**WORK TASK:** Lines with "this": pull these out of the listing below.

**EXERCISE DATA:**

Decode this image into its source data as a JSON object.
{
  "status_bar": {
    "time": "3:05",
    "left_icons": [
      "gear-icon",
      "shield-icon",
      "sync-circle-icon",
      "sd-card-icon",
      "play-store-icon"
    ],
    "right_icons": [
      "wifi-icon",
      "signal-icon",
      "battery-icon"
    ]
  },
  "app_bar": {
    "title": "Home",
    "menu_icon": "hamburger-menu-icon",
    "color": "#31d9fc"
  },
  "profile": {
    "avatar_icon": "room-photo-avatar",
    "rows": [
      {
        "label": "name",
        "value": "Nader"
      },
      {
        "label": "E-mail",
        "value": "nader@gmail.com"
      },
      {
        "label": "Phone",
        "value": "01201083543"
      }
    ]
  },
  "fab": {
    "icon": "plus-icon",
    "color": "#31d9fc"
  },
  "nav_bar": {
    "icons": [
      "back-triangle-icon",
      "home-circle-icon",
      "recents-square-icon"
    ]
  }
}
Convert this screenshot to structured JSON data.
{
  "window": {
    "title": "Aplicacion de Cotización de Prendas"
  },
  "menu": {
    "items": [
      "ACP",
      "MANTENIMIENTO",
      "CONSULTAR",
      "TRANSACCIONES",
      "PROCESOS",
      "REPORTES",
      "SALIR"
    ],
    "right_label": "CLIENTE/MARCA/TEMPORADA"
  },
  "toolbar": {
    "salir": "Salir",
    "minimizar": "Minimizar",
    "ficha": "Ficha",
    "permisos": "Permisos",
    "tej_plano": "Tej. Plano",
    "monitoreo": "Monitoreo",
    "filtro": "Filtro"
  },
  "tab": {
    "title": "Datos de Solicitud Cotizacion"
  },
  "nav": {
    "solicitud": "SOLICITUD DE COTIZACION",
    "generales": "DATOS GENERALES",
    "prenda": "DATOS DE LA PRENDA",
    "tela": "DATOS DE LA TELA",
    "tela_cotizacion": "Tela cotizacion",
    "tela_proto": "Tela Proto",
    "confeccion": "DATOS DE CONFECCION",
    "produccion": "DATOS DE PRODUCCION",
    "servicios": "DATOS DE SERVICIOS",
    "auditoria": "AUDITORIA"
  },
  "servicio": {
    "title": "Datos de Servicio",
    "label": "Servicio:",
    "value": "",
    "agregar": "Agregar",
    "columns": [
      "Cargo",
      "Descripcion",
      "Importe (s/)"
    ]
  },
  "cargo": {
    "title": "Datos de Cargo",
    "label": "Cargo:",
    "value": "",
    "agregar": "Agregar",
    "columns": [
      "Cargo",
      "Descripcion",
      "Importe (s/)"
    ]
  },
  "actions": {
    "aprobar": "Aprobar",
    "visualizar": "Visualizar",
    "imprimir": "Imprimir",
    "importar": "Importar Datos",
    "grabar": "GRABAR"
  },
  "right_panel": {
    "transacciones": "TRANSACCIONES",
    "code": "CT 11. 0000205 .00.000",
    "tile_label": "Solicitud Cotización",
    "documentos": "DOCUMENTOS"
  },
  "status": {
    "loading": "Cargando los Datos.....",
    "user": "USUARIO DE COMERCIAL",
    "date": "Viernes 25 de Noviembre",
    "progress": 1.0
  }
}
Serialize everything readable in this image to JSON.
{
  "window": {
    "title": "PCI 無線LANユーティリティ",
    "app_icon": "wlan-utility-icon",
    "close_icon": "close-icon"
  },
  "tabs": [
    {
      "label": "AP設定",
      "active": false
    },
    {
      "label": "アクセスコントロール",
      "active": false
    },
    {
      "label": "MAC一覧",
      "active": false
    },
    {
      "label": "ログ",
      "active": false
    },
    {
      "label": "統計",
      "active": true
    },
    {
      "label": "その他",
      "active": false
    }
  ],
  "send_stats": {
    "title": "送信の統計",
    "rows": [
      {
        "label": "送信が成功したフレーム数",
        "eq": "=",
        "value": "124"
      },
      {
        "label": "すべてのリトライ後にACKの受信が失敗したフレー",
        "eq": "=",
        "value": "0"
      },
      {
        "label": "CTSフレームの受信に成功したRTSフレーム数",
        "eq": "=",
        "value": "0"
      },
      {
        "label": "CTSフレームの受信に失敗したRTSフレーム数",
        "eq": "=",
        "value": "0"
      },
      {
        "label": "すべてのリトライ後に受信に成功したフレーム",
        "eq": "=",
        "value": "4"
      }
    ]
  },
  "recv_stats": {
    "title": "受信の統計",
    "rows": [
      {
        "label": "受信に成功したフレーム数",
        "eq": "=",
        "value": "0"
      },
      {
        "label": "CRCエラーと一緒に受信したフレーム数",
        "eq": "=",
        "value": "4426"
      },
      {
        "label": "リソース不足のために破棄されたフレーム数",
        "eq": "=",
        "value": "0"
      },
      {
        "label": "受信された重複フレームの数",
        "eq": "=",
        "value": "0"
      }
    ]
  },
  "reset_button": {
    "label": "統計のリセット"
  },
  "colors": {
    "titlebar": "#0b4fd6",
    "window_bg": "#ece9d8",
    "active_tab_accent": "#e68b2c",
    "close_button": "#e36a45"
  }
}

**THE ANSWER:**
Decode this image into its source data as a JSON object.
Convert this screenshot to structured JSON data.
Serialize everything readable in this image to JSON.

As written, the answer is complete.